Rona plays the villain in COVID ads targeting millennials
Meet Rona, that malevolent 2020 villain we already hate.
Rona is a fictional character developed by the Detroit-based creative firm BLVD for a new Michigan advertising campaign that aims to convince young adults to change their behaviors to curb spread of the coronavirus.
A coalition of mostly Michigan businesses, hospitals and corporate foundations is bankrolling the $5 million ad campaign in social media, radio, billboards, digital video, television and the Rona4Real website over the next four months.
“This is going to have to be a persistence game—it can’t be a one-shot deal,” Gerry Anderson, executive chairman of DTE Energy, told Crain’s Detroit Business.
Funders of the campaign include DTE Energy, General Motors, Beaumont Health, Henry Ford Health System, Spectrum Health and Oakland University.
Since June, public health experts have been most alarmed by the rising number of cases among young adults under age 30.

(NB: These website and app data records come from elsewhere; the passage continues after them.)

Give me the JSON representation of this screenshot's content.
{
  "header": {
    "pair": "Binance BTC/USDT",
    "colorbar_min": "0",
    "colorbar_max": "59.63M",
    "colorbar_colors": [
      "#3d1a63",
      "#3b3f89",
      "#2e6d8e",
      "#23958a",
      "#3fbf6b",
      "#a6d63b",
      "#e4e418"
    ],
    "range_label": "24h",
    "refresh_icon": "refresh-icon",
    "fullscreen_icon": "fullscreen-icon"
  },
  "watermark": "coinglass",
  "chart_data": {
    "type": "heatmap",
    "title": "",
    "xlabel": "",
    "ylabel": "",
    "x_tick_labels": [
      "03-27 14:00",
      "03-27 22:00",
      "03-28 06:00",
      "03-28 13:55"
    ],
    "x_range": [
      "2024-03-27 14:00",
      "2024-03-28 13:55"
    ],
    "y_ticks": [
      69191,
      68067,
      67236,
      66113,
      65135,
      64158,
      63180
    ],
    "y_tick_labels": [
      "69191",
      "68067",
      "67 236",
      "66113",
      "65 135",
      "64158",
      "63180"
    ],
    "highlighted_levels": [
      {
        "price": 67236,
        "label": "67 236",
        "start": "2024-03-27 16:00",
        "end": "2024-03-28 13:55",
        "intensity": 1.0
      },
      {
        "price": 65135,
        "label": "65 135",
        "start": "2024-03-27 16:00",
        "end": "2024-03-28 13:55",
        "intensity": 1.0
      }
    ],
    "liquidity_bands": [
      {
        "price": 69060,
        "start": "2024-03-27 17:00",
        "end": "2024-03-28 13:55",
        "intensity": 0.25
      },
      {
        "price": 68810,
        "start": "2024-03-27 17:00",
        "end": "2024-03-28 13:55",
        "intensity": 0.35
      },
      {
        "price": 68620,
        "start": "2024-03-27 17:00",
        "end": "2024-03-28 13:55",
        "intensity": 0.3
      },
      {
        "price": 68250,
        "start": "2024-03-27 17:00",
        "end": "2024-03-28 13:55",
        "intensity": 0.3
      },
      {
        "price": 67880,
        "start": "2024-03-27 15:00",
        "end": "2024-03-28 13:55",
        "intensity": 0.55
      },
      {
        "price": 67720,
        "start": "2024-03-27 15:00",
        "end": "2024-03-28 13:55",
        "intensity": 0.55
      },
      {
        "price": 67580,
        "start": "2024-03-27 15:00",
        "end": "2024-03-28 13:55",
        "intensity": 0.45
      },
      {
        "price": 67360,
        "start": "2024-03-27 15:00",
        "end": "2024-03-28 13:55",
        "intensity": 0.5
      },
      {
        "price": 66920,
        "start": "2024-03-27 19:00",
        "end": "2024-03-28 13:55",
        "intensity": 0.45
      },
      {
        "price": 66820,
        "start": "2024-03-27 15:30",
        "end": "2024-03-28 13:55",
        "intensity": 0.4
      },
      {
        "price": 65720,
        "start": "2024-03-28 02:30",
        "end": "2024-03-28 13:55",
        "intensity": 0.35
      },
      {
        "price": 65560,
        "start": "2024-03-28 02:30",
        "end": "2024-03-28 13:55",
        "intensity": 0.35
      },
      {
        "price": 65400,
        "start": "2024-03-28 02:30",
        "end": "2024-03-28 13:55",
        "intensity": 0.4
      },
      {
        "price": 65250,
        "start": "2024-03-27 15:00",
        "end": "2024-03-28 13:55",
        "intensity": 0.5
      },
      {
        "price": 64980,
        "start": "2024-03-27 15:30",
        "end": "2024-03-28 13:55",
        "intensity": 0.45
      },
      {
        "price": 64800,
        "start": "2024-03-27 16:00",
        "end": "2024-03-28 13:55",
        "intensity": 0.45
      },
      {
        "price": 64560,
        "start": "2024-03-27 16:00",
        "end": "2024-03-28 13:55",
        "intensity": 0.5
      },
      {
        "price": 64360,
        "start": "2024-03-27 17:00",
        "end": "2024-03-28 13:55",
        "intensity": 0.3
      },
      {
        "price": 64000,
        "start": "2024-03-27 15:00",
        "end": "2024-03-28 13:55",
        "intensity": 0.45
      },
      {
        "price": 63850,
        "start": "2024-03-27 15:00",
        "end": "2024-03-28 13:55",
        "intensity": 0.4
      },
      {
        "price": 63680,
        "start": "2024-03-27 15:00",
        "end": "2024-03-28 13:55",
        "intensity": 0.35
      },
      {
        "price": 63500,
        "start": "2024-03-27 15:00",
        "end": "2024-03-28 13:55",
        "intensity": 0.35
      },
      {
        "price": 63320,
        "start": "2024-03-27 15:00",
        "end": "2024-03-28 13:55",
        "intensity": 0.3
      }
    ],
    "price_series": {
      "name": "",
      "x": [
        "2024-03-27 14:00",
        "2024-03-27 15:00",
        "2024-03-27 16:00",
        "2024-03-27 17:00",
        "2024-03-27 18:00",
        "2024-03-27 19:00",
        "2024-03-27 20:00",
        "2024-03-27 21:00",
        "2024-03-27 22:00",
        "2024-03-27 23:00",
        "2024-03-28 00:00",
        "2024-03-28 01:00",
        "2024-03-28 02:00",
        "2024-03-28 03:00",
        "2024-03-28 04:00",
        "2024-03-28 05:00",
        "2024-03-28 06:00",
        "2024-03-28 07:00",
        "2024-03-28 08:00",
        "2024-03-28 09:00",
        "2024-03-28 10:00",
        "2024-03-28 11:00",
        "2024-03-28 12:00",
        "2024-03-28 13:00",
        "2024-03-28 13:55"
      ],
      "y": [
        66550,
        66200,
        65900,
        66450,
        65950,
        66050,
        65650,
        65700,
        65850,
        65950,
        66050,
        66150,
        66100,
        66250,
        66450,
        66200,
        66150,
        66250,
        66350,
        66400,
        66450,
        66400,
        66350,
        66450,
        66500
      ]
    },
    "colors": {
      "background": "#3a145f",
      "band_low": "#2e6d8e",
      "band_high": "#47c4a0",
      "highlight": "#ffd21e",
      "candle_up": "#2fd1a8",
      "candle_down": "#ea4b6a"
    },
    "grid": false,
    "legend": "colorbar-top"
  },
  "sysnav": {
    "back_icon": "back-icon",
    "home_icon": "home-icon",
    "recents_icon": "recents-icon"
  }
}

Anderson and a steering committee of businesses hired BLVD and Ann Arbor-based marketing and brand communication firm Regroup to develop a strategy that would connect with millennials.
Rona was conceived as an advertising character who could be depicted as the invisible public health threat, said Lisa Richardson, senior vice president of Regroup. “We wanted to make Rona the common enemy,” Richardson said. “We’ve been giving (people) something new to hate.”